According to Anthony Capizzi, his desire to become a judge originated from the enjoyment he experienced while working with families as a juvenile and family law attorney. He wanted to make a greater impact on the youth he represented during his years in private practice.
“I felt there were injustices I wanted to correct,” Capizzi said. “[Being a judge allows me to] make a difference in a much broader way.”
Now, after more than 12 years behind the bench in Ohio’s Montgomery County Juvenile Court, his efforts to make a difference in families and youth in the state’s juvenile delinquency system have been recognized.
Last month, the National Council of Juvenile and Family Court Judges (NCJFCJ) elected Capizzi as its 2017-2018 president.
During his time as a judge, Capizzi has worked to reform juvenile courts by implementing initiatives that encourage alternatives to the use of detention, focusing on the importance of community engagement and advocating for the humane treatment of youth in detention.
The NCJFCJ is an organization that represents judges who work in delinquency and dependency courts and seeks to improve the effectiveness of the nation’s juvenile courts by providing resources and training to stakeholders in the justice system.
As president-elect for the NCJFCJ, his three main focuses are to enhance the training of judges, to experiment with types of technology that can aid in training judges and helping families, and to strengthen trust between communities and judges across the country.
Capizzi began his career as a judge in 2005 for Montgomery County’s juvenile court. From the start, he focused on creating programs offering alternatives to detention. Capizzi’s programs provide a way for youth to obtain counseling and develop life-skills while addressing their individual needs.
Capizzi is most proud of his role in advocating against the indiscriminate use of shackling on youth in Ohio’s juvenile courts.
Shackling can be defined as handcuffs, waist chains, ankle restraints, zip ties or other restraints that are designed to impede movement or control behavior, according to the NCJFCJ.
Capizzi said that the use of these restraints causes more than just physical discomfort.
“Cuffs are emotionally traumatic,” he said.
For the last five years, Capizzi, along with others, has led efforts to change shackling laws. These efforts proved successful when Ohio adopted the Local Child Restraint Rule in 2016, which restricts automatic shackling of juveniles unless under necessary conditions.
Among Capizzi’s other successes in the NCJFCJ is implementing the Annie E. Casey Foundation’s Juvenile Detention Alternative Initiative (JDAI) in five of Ohio’s most populous counties. JDAI offers several strategies to help jurisdiction avoid the use of detention when possible.
The number of youth held in detention in Ohio has dropped by 74 percent in recent years, from roughly 160 kids in detention on any given day in 2010 to approximately 30 kids in detention in 2017.
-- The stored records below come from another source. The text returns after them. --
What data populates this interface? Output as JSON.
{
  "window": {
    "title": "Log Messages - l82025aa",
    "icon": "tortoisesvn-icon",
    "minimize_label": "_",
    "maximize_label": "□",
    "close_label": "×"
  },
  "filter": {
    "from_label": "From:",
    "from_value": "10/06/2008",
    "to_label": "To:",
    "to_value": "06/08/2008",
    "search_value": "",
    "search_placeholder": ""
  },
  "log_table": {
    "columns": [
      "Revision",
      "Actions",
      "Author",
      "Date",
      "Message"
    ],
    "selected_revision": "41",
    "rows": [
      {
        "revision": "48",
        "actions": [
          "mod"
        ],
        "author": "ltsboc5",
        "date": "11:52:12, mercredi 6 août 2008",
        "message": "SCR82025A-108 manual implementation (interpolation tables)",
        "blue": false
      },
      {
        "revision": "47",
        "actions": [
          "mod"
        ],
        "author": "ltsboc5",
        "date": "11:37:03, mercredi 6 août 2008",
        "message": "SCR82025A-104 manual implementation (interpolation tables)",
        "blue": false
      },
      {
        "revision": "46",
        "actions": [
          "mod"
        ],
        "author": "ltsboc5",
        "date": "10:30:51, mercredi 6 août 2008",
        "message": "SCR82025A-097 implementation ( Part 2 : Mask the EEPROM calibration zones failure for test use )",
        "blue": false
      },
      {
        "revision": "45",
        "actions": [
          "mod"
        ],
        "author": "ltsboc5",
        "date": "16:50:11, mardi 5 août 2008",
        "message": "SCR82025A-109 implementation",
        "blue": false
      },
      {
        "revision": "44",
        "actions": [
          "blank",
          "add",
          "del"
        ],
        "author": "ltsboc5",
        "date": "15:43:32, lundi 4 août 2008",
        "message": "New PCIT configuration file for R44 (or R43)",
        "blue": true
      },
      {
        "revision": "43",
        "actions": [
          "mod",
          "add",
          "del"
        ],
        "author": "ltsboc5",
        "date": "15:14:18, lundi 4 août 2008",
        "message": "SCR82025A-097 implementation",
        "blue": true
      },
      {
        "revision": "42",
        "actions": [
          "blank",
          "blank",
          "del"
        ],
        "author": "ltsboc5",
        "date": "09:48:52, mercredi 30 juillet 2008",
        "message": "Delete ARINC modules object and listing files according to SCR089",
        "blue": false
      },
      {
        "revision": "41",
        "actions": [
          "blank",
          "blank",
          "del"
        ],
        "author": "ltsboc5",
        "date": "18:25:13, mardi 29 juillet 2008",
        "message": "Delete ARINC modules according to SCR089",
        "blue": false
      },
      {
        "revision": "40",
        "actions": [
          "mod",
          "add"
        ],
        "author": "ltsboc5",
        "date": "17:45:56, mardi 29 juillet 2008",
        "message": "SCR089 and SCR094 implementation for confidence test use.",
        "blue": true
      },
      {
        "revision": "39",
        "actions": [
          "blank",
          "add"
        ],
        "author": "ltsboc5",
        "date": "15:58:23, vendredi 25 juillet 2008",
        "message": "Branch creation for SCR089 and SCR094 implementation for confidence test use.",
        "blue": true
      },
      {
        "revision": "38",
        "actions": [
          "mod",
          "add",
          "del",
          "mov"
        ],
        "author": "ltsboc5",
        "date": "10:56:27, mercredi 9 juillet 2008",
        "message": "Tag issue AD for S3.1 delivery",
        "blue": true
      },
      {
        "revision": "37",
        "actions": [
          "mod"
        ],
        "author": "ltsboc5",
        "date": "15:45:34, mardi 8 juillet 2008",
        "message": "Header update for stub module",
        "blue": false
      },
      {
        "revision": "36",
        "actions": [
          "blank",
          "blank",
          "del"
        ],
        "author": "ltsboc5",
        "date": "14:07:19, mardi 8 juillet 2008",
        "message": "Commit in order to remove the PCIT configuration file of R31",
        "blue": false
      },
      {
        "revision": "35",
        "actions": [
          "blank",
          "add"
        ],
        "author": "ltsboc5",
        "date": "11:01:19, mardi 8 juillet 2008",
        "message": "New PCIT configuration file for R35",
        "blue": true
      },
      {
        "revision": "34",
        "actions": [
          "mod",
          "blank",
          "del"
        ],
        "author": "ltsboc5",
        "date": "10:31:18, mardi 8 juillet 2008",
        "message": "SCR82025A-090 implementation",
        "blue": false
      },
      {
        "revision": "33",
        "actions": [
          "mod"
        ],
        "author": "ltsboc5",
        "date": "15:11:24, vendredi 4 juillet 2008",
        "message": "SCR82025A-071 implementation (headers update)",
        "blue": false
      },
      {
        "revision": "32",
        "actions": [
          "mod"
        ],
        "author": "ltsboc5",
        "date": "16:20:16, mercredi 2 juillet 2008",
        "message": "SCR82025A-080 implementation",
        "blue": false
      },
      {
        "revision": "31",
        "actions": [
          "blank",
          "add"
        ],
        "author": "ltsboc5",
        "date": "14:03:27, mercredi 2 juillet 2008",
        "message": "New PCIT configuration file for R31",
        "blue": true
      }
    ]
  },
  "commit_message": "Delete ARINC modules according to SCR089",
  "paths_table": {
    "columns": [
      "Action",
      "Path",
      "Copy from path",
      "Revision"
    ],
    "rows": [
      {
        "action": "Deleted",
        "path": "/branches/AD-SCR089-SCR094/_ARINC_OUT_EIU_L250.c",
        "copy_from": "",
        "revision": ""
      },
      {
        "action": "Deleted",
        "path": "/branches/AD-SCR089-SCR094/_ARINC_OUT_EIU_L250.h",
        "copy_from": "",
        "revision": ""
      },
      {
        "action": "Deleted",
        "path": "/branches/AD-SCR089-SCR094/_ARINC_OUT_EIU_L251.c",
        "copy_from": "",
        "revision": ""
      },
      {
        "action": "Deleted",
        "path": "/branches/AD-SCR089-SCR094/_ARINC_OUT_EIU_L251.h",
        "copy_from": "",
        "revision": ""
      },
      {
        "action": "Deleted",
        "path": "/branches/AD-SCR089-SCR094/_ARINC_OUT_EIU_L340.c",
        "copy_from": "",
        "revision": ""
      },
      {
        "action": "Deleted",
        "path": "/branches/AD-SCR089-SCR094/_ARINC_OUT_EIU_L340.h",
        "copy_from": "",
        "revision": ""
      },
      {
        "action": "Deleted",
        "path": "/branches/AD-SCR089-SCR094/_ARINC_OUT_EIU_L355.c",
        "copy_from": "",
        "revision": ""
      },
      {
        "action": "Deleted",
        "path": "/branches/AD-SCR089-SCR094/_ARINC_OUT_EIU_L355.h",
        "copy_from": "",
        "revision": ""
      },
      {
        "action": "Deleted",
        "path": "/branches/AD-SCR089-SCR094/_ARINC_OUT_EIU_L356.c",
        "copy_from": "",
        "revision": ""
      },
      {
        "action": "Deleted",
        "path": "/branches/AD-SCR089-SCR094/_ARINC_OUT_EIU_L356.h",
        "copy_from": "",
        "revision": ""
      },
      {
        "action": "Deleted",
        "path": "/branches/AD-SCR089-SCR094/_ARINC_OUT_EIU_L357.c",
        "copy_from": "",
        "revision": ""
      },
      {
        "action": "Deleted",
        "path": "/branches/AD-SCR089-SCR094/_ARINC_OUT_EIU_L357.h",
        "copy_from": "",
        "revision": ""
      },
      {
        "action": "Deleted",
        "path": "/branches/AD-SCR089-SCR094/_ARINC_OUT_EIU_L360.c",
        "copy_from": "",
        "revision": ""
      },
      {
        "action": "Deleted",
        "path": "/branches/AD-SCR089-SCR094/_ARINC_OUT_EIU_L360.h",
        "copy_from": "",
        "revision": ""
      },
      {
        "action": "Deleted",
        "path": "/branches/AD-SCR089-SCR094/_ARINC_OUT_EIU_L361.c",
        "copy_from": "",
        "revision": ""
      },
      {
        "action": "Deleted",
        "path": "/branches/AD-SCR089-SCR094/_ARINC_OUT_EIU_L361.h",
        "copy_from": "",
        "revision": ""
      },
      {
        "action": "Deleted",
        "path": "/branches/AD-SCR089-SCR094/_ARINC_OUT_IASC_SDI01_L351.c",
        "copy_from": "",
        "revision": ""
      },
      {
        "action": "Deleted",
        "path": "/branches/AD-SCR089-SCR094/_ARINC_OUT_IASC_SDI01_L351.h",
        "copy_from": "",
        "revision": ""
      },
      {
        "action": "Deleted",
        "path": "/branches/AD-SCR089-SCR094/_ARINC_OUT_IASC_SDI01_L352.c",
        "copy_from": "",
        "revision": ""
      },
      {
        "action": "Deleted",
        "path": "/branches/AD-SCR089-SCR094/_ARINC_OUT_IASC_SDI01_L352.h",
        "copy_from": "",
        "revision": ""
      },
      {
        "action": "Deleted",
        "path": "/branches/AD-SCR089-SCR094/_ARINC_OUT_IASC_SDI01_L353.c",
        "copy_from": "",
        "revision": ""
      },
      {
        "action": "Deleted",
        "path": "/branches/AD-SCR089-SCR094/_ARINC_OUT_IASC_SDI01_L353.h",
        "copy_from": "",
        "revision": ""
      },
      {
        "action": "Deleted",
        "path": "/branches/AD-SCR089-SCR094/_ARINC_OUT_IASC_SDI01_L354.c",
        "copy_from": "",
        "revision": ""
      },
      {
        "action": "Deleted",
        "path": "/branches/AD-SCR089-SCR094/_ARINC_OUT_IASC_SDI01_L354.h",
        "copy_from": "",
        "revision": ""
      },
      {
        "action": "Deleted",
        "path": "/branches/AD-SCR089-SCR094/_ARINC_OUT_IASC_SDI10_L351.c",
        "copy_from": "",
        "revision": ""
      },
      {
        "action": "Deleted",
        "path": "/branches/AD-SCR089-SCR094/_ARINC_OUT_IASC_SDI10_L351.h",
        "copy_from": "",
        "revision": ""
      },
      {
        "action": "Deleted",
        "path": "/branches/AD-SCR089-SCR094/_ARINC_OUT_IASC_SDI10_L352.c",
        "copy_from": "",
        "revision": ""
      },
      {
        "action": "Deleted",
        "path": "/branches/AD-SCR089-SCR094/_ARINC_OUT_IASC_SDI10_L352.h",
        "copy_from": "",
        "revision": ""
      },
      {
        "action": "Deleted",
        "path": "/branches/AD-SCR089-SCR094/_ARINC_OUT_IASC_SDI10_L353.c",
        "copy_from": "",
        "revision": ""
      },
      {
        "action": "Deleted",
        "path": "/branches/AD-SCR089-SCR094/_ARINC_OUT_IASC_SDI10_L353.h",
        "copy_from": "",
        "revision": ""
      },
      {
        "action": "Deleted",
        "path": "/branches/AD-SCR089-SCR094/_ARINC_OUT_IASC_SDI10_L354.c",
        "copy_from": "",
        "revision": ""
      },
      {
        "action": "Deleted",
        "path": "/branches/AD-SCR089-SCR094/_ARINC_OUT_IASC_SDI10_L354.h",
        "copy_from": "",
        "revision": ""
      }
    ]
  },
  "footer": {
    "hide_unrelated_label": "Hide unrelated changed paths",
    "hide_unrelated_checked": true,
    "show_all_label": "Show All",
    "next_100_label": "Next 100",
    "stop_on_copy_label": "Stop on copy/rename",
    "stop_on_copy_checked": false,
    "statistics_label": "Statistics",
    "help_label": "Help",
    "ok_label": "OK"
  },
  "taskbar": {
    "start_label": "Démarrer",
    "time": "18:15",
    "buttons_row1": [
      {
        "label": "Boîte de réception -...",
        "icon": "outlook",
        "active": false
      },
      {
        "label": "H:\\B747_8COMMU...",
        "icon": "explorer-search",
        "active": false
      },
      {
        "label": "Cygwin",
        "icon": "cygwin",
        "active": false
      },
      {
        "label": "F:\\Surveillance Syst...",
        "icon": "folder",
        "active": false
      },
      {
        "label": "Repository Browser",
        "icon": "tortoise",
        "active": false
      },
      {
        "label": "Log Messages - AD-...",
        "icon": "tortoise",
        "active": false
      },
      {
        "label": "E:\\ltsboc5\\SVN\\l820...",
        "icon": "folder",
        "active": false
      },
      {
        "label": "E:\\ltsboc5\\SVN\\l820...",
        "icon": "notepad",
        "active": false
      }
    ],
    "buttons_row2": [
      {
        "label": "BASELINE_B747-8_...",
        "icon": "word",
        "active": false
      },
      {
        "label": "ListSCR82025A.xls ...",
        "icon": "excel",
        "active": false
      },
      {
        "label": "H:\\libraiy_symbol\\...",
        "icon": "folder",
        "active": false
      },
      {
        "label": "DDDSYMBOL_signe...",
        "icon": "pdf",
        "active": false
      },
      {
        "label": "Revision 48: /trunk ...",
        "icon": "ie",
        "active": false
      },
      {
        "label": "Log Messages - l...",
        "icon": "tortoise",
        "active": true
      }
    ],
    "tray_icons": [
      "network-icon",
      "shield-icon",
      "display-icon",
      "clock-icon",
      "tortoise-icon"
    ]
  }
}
Another of Capizzi’s initiatives, the Evening Reporting Center (ERC), seeks to reduce youth recidivism by providing life-skill coaching and counseling during hours in which youth are most likely to commit crimes. The initiative relies on a strong partnership with Dayton’s Mt. Enon Baptist Church, which assists with ERC programming by providing facilities and food for youth.
Capizzi believes courts need to do a better job of reaching out to communities through faith-based organizations.
“You can’t separate church and state in dealing with children, [and] the religious community can help,” Capizzi said.
Capizzi said he now meets regularly with different religious and ethnic communities and encourages churches to visit juvenile detention centers.
Capizzi believes one of the most important things judges can do is to engage with the communities they serve beyond just the courtroom.
“Juvenile [court] judges need to get off the bench and into the communities,” Capizzi said. “Judges need to educate the community in many ways and [they] can’t do it in the courtroom.”